BABY-LAKOS: Makefiles for levelization


This is a collection of files to implement a simple version of John Lakos' amazing book _Large-scale C++ Software Design_. The goal is to decrease the overhead of implementing levelization. The goal is to have a Makefile that is very easy to read and keep current.

It enforces regression testing. It strongly encourages levelization. It provides simple templates to help remind authors of style guidelines. It works well with CVS.


It requires gnu-make, has gcc hard wired in, and generally is set up for running under linux.


The primary assumption is that you will ALWAYS write a testing program for each and every class. Since this is such a pain, the system tries to make that as easy as possible.

To use this system, first edit the ./generic.* files to match whatever style of naming conventions you like best.

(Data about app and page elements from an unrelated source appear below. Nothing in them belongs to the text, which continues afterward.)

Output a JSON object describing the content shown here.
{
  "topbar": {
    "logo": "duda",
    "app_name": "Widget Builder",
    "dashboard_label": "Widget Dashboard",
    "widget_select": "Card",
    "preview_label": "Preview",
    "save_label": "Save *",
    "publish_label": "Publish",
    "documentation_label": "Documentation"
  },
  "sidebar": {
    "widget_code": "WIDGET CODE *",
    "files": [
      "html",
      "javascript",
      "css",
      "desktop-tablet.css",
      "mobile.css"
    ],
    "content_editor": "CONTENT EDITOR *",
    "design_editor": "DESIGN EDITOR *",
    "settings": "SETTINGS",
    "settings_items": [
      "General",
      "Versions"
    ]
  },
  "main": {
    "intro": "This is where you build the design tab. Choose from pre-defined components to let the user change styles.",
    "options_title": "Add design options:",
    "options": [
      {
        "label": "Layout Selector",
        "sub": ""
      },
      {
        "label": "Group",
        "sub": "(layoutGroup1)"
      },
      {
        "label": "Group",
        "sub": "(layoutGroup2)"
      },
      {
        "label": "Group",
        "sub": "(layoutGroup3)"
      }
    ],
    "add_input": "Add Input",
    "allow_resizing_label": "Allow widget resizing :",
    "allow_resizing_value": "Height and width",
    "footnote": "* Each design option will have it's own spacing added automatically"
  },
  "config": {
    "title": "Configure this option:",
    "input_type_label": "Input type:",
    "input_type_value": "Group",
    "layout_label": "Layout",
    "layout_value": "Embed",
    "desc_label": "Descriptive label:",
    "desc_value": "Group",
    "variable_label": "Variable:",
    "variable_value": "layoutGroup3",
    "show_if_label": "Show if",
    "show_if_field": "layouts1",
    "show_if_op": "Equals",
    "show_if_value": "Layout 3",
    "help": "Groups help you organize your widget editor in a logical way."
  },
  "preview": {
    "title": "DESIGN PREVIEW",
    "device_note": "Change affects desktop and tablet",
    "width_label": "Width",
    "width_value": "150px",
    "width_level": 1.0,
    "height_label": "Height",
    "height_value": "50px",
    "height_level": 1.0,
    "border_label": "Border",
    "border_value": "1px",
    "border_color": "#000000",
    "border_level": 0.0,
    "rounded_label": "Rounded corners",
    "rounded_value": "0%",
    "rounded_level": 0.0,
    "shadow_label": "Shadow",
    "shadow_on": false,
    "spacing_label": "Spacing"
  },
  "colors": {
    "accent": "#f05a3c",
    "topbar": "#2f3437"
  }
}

Then to create a new class, copy these generic.* files to the library to create the following three files:

foo.h = declaration = definitions = examples of how to use Foo and testing of Foo

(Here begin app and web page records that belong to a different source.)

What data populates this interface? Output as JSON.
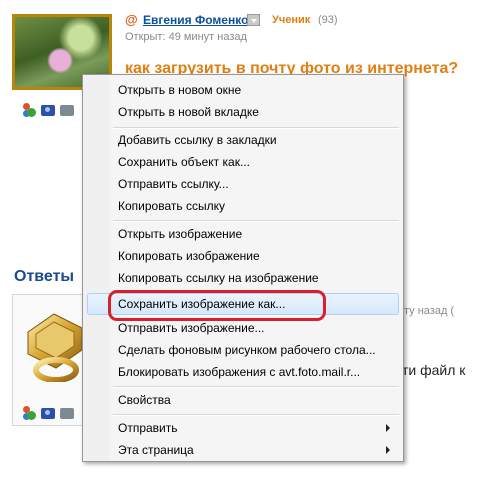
{
  "question": {
    "author": "Евгения Фоменко",
    "rank": "Ученик",
    "rank_count": "(93)",
    "opened": "Открыт: 49 минут назад",
    "title": "как загрузить в почту фото из интернета?",
    "at_symbol": "@"
  },
  "answers": {
    "heading": "Ответы",
    "meta": "ту назад  (",
    "text": "ти файл к"
  },
  "context_menu": {
    "items": [
      "Открыть в новом окне",
      "Открыть в новой вкладке",
      "Добавить ссылку в закладки",
      "Сохранить объект как...",
      "Отправить ссылку...",
      "Копировать ссылку",
      "Открыть изображение",
      "Копировать изображение",
      "Копировать ссылку на изображение",
      "Сохранить изображение как...",
      "Отправить изображение...",
      "Сделать фоновым рисунком рабочего стола...",
      "Блокировать изображения с avt.foto.mail.r...",
      "Свойства",
      "Отправить",
      "Эта страница"
    ],
    "highlighted_item": "Сохранить изображение как..."
  },
  "colors": {
    "accent_orange": "#e07f12",
    "link_blue": "#0d4f9c",
    "highlight_red": "#d9202a"
  }
}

Now edit them to implement the class Foo. Finally add "foo.o" somewhere in the Makefile levelization section. Now do a "make foo.OK" and the following will be generated:

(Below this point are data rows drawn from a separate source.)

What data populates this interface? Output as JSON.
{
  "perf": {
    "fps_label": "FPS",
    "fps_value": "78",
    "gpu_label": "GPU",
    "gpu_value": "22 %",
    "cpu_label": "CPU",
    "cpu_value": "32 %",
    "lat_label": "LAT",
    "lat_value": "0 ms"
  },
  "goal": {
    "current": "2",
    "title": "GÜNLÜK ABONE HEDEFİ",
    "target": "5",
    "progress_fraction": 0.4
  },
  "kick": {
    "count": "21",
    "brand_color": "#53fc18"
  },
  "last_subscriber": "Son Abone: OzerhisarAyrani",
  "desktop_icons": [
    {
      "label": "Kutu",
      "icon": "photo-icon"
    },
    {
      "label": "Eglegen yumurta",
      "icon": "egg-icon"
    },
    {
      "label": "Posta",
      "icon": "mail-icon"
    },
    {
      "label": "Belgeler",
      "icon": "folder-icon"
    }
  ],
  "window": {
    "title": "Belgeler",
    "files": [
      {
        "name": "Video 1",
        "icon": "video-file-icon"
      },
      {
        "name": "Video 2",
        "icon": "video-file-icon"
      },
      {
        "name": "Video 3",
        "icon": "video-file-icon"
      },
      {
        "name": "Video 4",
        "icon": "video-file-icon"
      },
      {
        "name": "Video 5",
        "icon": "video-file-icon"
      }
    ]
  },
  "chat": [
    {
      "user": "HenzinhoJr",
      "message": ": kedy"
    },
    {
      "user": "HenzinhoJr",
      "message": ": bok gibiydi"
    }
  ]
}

foo.d = the dependencies of

foo.test.d = the dependencies for

foo.o = object

foo.test.o = object (temp)

foo.test.executable = testing executable (temp)

foo.test.results = output of the sample code (temp)

At this point the system will have compiled the class, and ran the file to generate the output. It will then try to compare this output to the regression output. (Which currently doesn't exist). So you should look at the output and certify that it did the right thing. Then copy it to foo.test.results_correct. Now when you rerun the "make foo.OK" you will have the following two files added:

foo.test.results_correct = output of the sample code (temp)

foo.OK = signifies passing regression testing

Finally if you run a plan "make" or a "make test" or a "make install" the system will generate *.OK's and then generate a file called:

test = signifies passing ALL regression tests


If a class Bar depends on another class, then we have to put it at level_2 of the Makefile. This requires putting Foo as a "level 1" item and the class it depends on as a "level 0" item. (For example, the sample Makefile has bar depending on foo).


make foo.OK : Tries to compile, link, run and regression test

make test : tries to generate *.OK

make : runs "make test"

make install : copies *.h to ../Include/*. Builds a library and copies it to ../lib/*


make : update any libraries that are out of date relative to libraries that have been installed already.

make install : runs a make install on each library.

make evil : tricks the system into generating libraries and copying the .h files WITHOUT running any regression testing. This saves link time and run time. So it is very fast, but it undermines the entire reason for building this whole system!

make pure : Runs a make test in each library.


The only utility provided at the moment is a include guard checker. Run "include_guarding" from the top level. It will check all your */*.h files to see if some of them use an incorrect name for an include guard of some other file. For example, two/foo.h has an error that is caught by this program.


The reason I find myself using "make evil" is when I detect a error in a low level library while running some high level code. Of course this means that the * files are not doing their job. So what I will sometimes do is to try to find the error by using the high level system for testing. This requires rebuilding all intervening libraries AND generating 100's of executables and running all of them. I can't wait that long (since I never took up coffee). So I run make evil. This is the call of the dark side!

So you think regression testing is really cool--but your on a slow machine. So it takes FOREVER to to the linking. Your sure you haven't actually introduced any errors. You want to see how the new library effects some other code. You are looking for a "fast make" that doesn't actually do all these regression tests. Take the following oath: "I PROMISE to ALWAYS do regression tests as soon as I buy a new CPU." Now you may run "make evil". This can be up to 10 times faster.

After you have been taken over by the dark-side, read a chapter of Lakos so the force will be with you!


Add the following to your cvsignore:







(Detailed instructions: cvs co CVSROOT; cd CVSROOT; edit cvsignore; cvs ci; cd ..;rm -rf CVSROOT)


(1) If you delete a .h file in a directory, it doesn't get deleted in the ../Include/*/* directory. So other libraries can still use the obsolete .h file, but obviously the .cc file no longer exists.


Please feel free to make suggestions/modifications. If you want write acccess to the CVS repository, let me know and I'll set it up. (dean_foster)